AbstractThis research is a critical examination of the intersection between dance, disability and public interventions in the UK, aiming to analyse perceptions of disabled dancers, and how these are created and changed through interventional activity.
Emerging from a mixed-methods evaluation of UK dance organisation People Dancing’s ’11 Million Reasons to Dance’ (11MRTD) strategic touring project (November 2016 – November 2017), this thesis explores the exhibition of photographs that featured disabled dance artists recreating famous dance scenes from popular films. Not only did this project raise concerns about framing disabled artists within non-disabled ‘norms’, it also prompted questions regarding the effects of photography as a method for transmitting messages about inclusion in dance. Using a grounded theory methodology, this research investigates the concept of ‘impact’ on project participants and audiences, within a framework of interventions, exploring how interventional endeavours can be designed to change perceptions regarding disabled people who dance.
A core component of how disability is discussed and consequently both experienced and perceived is the use of language. Through investigations of prefix etymology, this thesis considers the use of vocabulary in the design, creation and evaluation of interventions that aim to shift public perceptions. I argue that the use of RE prefixes in the framing and promotion of interventions that involve disabled people is complicated and can lead to the perpetuation of disability stereotypes.
As a result of the early evaluation of the 11MRTD project, I developed an intervention using zines as a medium of communication between the artist community and wider public audiences. Zines are explored as a tool most often used within marginalised communities to relate and share lived experiences. From evaluation of this intervention I argue that interdisciplinary approaches to public interventions and the way in which these present disabled voices through language and photography work to expand discussions and develop a culture of enquiry that disrupts perceptions. My research, using a mixed-methods approach that involves close examination of how disabled dancers are represented in photographic media, a detailed analysis of how cultural organisations support and promote disability in dance, and my own experiment in intervention design, leads me to conclude that readings and perceptions of disability remain susceptible to misinterpretation and misunderstanding.

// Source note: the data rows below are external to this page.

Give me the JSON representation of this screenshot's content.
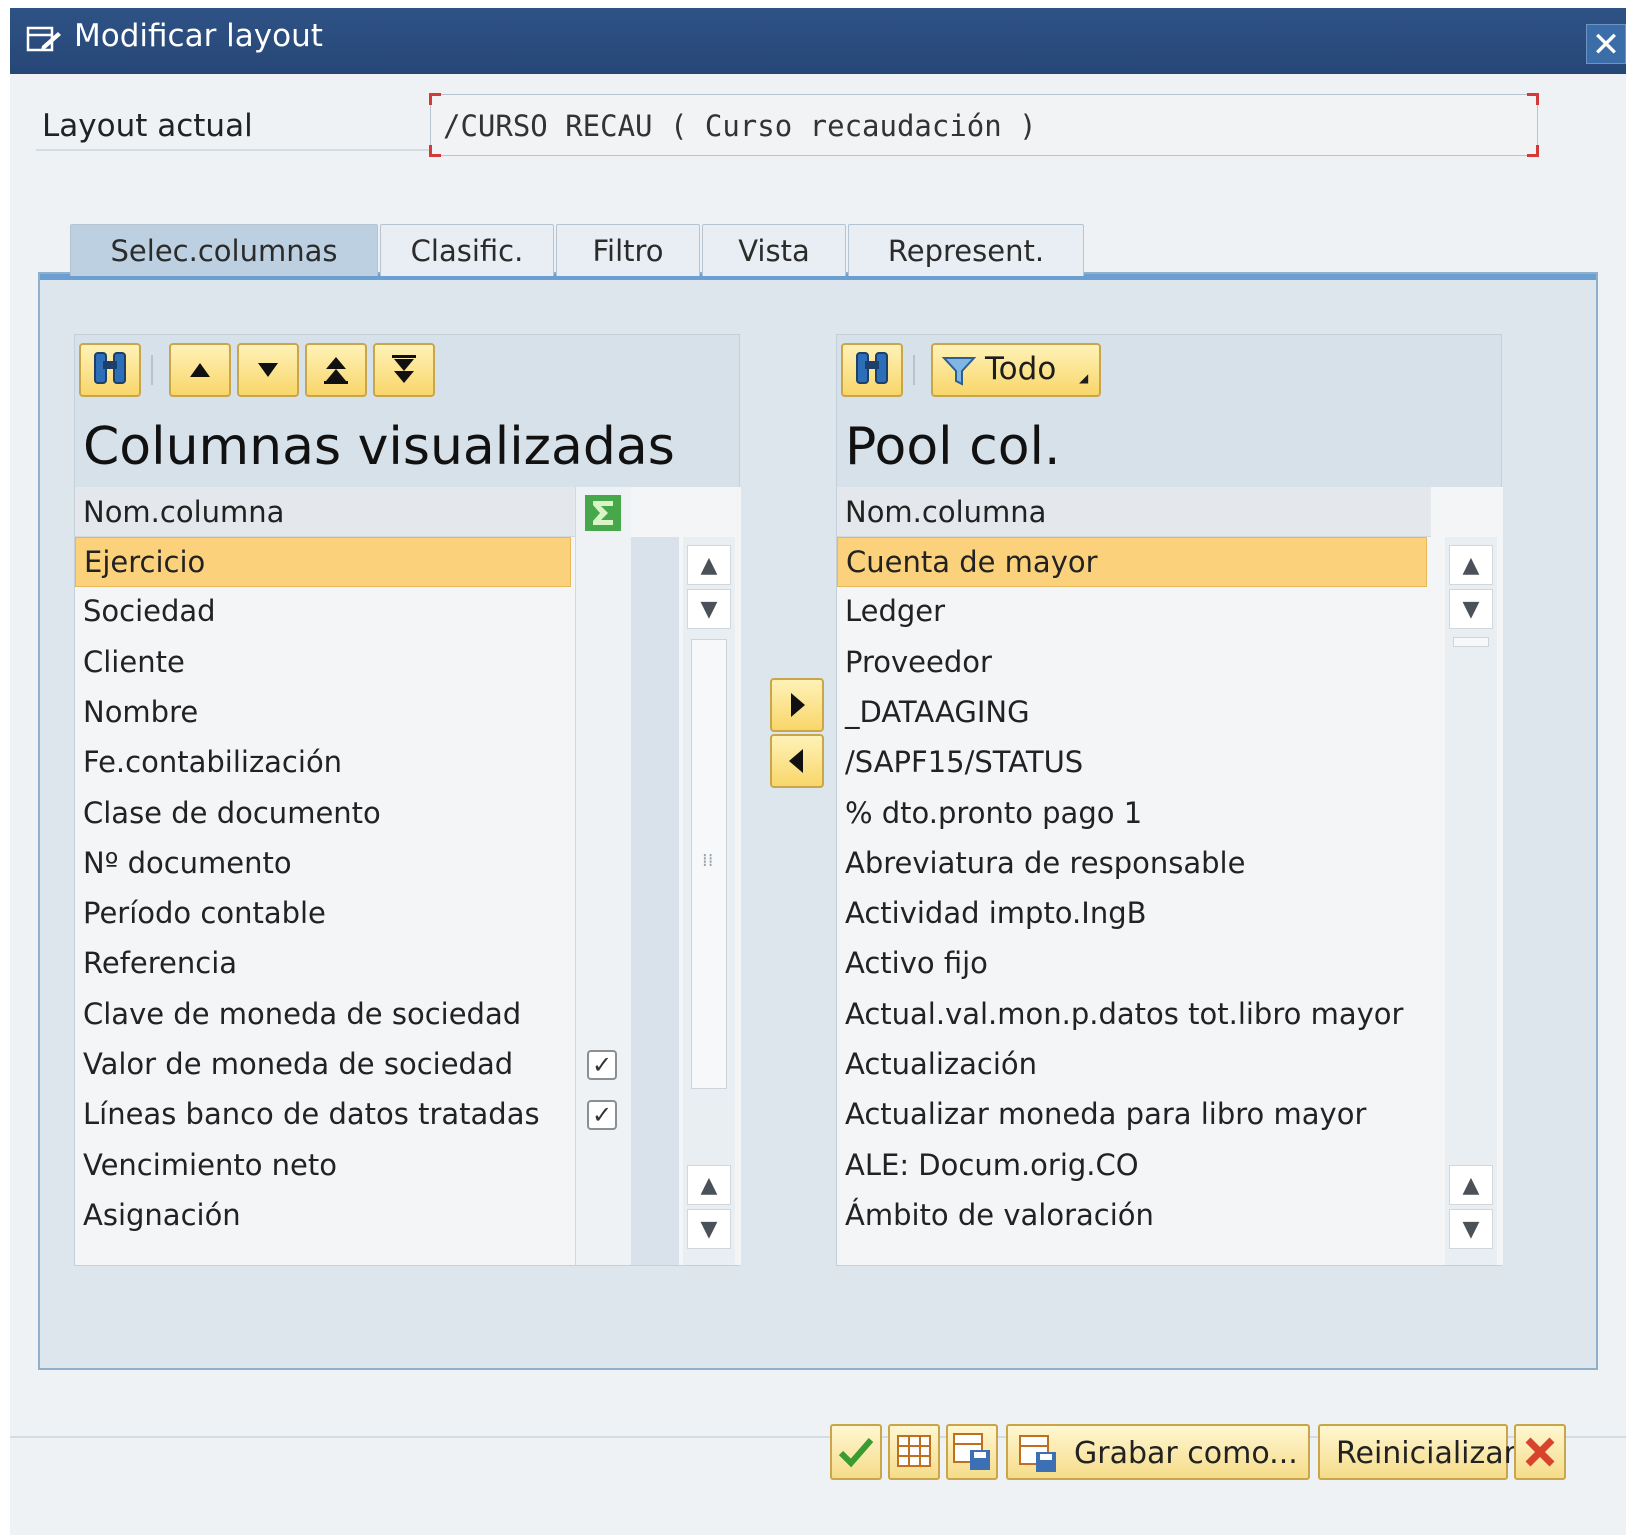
{
  "window": {
    "title": "Modificar layout"
  },
  "layout": {
    "label": "Layout actual",
    "value": "/CURSO RECAU ( Curso recaudación )"
  },
  "tabs": [
    {
      "label": "Selec.columnas",
      "active": true
    },
    {
      "label": "Clasific.",
      "active": false
    },
    {
      "label": "Filtro",
      "active": false
    },
    {
      "label": "Vista",
      "active": false
    },
    {
      "label": "Represent.",
      "active": false
    }
  ],
  "left_panel": {
    "title": "Columnas visualizadas",
    "header": "Nom.columna",
    "sum_icon": "sigma-icon",
    "rows": [
      {
        "label": "Ejercicio",
        "selected": true,
        "checked": false
      },
      {
        "label": "Sociedad",
        "selected": false,
        "checked": false
      },
      {
        "label": "Cliente",
        "selected": false,
        "checked": false
      },
      {
        "label": "Nombre",
        "selected": false,
        "checked": false
      },
      {
        "label": "Fe.contabilización",
        "selected": false,
        "checked": false
      },
      {
        "label": "Clase de documento",
        "selected": false,
        "checked": false
      },
      {
        "label": "Nº documento",
        "selected": false,
        "checked": false
      },
      {
        "label": "Período contable",
        "selected": false,
        "checked": false
      },
      {
        "label": "Referencia",
        "selected": false,
        "checked": false
      },
      {
        "label": "Clave de moneda de sociedad",
        "selected": false,
        "checked": false
      },
      {
        "label": "Valor de moneda de sociedad",
        "selected": false,
        "checked": true
      },
      {
        "label": "Líneas banco de datos tratadas",
        "selected": false,
        "checked": true
      },
      {
        "label": "Vencimiento neto",
        "selected": false,
        "checked": false
      },
      {
        "label": "Asignación",
        "selected": false,
        "checked": false
      }
    ]
  },
  "right_panel": {
    "title": "Pool col.",
    "header": "Nom.columna",
    "filter_label": "Todo",
    "rows": [
      {
        "label": "Cuenta de mayor",
        "selected": true
      },
      {
        "label": "Ledger",
        "selected": false
      },
      {
        "label": "Proveedor",
        "selected": false
      },
      {
        "label": "_DATAAGING",
        "selected": false
      },
      {
        "label": "/SAPF15/STATUS",
        "selected": false
      },
      {
        "label": "% dto.pronto pago 1",
        "selected": false
      },
      {
        "label": "Abreviatura de responsable",
        "selected": false
      },
      {
        "label": "Actividad impto.IngB",
        "selected": false
      },
      {
        "label": "Activo fijo",
        "selected": false
      },
      {
        "label": "Actual.val.mon.p.datos tot.libro mayor",
        "selected": false
      },
      {
        "label": "Actualización",
        "selected": false
      },
      {
        "label": "Actualizar moneda para libro mayor",
        "selected": false
      },
      {
        "label": "ALE: Docum.orig.CO",
        "selected": false
      },
      {
        "label": "Ámbito de valoración",
        "selected": false
      }
    ]
  },
  "buttons": {
    "save_as": "Grabar como...",
    "reset": "Reinicializar"
  },
  "colors": {
    "titlebar": "#264776",
    "selected_row": "#fbd27b",
    "button_face": "#f8d66a"
  }
}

|Date of Award||Feb 2021|
|Sponsors||People Dancing & Arts and Humanities Research Council|
|Supervisor||Sarah Whatley (Supervisor), Charlotte Waelde (Supervisor) & Kate Marsh (Supervisor)|